**** INPUT DATA
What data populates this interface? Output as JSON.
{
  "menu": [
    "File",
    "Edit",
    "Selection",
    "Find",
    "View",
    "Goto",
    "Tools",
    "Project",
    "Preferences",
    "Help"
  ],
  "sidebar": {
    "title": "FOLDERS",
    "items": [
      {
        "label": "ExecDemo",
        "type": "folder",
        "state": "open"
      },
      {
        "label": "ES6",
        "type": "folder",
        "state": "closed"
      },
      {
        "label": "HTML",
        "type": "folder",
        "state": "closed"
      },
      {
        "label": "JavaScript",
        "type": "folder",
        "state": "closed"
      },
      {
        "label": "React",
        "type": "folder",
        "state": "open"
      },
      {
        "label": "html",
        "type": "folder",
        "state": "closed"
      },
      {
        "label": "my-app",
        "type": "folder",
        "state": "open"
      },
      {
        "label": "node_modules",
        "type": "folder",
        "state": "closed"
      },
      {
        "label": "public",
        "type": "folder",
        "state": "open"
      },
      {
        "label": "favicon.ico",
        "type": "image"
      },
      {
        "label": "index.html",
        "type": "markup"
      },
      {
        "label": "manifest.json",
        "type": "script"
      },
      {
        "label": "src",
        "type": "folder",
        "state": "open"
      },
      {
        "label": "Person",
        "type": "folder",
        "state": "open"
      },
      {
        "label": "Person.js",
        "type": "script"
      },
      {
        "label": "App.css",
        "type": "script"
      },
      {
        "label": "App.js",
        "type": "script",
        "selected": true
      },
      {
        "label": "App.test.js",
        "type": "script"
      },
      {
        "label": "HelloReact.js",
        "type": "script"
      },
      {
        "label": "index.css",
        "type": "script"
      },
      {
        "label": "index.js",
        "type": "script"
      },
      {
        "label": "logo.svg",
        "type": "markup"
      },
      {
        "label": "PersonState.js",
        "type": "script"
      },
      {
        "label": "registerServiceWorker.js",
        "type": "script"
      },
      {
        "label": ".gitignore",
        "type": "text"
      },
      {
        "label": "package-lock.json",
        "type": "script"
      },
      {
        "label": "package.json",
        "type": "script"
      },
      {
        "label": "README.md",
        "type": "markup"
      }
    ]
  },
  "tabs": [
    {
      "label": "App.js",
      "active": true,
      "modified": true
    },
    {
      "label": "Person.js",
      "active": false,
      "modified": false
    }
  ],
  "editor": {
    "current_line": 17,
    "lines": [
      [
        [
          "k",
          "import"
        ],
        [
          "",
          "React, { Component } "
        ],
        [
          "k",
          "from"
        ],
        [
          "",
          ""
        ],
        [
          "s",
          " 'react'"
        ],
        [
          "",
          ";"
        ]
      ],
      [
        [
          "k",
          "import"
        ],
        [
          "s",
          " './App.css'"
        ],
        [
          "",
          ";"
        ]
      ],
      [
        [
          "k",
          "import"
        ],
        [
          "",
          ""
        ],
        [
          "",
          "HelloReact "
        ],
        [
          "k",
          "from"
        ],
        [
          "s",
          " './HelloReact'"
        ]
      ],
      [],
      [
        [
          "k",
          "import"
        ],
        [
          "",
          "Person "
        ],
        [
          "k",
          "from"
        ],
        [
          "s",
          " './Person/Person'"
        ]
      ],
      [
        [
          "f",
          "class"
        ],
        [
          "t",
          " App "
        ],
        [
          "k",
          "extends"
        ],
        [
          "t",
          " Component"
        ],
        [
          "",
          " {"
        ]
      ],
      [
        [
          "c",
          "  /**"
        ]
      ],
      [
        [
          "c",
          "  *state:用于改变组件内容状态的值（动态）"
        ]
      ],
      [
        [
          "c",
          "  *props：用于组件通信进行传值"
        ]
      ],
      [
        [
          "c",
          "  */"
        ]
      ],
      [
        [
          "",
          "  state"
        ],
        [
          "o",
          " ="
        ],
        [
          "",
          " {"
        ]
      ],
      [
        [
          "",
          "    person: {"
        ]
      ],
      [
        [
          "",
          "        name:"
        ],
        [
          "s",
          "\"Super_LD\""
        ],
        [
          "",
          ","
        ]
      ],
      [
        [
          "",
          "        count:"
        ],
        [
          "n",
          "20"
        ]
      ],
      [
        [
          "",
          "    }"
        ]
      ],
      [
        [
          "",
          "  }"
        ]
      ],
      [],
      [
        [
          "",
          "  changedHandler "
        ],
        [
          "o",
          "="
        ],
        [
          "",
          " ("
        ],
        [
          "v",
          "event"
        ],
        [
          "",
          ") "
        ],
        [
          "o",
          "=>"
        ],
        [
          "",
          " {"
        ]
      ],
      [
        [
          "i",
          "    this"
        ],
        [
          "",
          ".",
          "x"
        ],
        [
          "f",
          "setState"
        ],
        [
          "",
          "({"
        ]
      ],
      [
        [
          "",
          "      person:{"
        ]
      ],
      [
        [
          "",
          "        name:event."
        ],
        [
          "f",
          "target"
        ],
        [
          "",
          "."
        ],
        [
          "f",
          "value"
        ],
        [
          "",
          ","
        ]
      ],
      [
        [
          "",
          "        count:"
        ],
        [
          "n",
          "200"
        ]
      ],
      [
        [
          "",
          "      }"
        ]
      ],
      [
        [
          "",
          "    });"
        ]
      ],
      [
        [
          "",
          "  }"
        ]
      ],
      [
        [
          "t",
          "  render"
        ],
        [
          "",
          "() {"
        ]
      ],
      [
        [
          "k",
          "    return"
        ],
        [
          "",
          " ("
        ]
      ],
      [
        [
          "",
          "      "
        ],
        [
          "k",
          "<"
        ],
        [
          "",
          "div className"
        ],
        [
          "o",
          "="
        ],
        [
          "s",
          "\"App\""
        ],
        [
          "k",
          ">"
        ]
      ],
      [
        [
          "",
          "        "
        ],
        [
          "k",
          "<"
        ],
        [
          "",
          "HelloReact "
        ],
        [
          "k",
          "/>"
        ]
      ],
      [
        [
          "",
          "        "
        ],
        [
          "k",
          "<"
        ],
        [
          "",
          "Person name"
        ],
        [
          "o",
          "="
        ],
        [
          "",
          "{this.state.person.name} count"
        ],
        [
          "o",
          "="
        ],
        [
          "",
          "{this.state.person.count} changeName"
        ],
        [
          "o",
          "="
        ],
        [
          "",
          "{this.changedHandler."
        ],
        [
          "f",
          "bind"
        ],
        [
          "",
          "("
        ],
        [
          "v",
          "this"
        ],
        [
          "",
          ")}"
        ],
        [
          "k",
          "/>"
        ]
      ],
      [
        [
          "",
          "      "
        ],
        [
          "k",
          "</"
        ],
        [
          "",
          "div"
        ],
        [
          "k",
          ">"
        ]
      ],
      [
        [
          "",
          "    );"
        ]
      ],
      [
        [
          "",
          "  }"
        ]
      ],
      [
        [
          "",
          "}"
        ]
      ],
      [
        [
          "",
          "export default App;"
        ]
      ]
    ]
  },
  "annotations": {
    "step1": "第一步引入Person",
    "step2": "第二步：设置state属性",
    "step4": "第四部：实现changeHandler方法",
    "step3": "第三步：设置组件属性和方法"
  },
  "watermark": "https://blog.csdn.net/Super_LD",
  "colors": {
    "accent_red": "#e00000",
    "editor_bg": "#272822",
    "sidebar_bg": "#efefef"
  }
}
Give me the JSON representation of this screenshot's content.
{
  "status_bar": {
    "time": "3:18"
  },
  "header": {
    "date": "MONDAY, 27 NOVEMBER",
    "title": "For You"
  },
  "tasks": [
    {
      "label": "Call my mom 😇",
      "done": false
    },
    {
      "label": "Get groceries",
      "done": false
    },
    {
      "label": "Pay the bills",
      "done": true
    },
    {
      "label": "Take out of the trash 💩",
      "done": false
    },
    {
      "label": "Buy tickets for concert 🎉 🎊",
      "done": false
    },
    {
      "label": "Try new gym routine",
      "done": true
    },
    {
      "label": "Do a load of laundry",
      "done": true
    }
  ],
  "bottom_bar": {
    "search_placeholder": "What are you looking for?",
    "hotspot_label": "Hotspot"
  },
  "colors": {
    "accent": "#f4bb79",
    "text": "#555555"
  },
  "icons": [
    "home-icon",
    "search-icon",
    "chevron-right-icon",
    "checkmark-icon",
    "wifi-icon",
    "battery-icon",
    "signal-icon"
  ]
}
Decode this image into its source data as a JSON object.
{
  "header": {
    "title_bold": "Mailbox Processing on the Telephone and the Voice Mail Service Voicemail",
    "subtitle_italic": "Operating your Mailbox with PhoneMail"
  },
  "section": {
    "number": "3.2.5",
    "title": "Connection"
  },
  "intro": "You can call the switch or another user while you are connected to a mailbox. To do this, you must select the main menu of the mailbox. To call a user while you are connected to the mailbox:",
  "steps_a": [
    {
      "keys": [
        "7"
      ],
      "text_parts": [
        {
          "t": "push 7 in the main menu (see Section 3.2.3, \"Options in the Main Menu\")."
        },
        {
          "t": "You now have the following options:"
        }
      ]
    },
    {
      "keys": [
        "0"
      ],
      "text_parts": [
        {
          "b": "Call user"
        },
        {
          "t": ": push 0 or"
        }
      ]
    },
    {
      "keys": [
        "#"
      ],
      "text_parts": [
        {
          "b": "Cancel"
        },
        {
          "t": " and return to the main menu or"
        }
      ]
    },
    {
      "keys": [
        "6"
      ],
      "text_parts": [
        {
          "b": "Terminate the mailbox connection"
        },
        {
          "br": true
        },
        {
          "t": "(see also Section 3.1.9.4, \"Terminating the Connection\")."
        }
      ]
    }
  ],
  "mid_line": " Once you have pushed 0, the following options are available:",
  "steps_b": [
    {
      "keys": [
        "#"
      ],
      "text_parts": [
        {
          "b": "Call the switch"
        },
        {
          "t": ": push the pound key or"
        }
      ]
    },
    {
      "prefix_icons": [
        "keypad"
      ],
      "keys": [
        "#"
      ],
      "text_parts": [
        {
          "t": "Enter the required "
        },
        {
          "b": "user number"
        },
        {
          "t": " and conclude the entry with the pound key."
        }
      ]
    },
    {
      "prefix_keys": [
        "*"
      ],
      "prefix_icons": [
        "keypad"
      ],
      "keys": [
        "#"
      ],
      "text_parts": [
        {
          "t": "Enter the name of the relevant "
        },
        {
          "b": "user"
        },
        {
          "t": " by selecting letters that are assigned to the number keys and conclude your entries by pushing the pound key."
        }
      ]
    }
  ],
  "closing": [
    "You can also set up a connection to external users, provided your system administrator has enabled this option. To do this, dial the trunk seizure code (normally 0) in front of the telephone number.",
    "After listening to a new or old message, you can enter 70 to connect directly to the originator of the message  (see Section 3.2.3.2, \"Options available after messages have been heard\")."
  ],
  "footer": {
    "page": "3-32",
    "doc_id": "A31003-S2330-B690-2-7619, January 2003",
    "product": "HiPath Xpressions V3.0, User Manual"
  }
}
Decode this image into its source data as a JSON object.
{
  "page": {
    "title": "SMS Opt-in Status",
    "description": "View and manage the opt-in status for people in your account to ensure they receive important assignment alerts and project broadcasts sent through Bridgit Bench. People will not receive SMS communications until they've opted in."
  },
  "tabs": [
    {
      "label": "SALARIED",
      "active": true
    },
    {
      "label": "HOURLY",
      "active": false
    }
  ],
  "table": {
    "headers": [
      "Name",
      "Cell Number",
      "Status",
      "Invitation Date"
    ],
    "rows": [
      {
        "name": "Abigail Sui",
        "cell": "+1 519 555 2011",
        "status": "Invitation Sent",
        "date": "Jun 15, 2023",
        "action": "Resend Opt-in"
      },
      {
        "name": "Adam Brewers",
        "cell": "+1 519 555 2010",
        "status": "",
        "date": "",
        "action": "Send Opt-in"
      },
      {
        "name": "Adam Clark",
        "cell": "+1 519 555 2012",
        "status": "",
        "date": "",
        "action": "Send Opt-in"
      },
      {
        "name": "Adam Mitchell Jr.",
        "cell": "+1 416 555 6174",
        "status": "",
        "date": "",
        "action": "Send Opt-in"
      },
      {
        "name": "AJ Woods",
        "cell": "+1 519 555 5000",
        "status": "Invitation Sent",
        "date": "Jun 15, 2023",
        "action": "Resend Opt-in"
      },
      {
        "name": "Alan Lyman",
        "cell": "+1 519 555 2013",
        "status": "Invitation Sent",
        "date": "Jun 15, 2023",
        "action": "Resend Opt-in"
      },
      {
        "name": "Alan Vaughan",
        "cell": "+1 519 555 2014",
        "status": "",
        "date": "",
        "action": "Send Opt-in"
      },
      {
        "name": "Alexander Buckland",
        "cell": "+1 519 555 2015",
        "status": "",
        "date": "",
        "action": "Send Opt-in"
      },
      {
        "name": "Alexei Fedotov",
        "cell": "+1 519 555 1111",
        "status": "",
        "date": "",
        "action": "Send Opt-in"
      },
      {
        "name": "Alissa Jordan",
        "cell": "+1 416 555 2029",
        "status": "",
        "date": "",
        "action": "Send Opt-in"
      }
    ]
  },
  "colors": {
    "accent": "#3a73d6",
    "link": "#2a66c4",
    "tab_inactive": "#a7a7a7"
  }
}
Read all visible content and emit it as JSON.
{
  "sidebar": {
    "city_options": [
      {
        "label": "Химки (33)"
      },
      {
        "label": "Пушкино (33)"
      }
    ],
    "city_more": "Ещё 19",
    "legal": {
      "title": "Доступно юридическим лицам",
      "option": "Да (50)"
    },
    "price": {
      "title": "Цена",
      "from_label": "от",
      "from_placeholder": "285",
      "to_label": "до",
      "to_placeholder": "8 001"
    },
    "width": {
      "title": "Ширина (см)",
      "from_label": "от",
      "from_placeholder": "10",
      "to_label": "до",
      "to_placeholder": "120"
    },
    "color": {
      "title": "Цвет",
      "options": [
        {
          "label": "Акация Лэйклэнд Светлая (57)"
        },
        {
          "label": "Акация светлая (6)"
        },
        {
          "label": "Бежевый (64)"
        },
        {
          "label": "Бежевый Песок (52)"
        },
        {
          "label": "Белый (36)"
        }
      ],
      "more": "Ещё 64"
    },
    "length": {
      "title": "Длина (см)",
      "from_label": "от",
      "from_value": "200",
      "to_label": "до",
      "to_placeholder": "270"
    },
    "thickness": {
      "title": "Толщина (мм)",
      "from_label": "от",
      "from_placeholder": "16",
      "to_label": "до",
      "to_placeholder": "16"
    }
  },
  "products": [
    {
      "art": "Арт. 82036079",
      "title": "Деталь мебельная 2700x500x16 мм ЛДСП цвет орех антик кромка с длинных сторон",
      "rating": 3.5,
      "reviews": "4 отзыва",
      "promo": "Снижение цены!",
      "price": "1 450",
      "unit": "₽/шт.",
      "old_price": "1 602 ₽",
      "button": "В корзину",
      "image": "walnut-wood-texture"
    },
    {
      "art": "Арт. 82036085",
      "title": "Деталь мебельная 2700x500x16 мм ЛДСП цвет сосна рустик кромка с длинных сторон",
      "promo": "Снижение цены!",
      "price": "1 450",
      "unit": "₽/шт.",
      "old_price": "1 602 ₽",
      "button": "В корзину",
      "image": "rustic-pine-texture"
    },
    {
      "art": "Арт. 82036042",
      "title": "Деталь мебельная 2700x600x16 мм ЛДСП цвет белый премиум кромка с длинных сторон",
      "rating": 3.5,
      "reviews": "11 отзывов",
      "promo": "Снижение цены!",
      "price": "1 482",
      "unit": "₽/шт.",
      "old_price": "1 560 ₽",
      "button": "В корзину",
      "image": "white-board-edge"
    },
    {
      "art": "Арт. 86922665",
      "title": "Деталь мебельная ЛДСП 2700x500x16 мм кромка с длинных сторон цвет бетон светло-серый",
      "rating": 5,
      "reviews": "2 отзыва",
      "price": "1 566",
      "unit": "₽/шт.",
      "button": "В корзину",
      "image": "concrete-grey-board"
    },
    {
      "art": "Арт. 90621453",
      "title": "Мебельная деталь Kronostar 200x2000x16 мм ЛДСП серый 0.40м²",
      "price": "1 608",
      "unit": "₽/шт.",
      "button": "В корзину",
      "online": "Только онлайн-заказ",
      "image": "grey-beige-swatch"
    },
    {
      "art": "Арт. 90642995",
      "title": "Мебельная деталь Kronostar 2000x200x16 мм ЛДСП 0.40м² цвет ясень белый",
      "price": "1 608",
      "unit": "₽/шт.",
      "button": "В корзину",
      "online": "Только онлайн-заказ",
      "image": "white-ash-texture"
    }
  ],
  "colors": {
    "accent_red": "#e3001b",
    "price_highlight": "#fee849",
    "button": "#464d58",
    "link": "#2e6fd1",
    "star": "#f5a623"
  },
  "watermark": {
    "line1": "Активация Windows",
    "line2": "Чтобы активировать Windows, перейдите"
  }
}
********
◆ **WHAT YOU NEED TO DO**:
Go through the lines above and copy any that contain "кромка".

◆ **ANSWER**:
      "title": "Деталь мебельная 2700x500x16 мм ЛДСП цвет орех антик кромка с длинных сторон",
      "title": "Деталь мебельная 2700x500x16 мм ЛДСП цвет сосна рустик кромка с длинных сторон",
      "title": "Деталь мебельная 2700x600x16 мм ЛДСП цвет белый премиум кромка с длинных сторон",
      "title": "Деталь мебельная ЛДСП 2700x500x16 мм кромка с длинных сторон цвет бетон светло-серый",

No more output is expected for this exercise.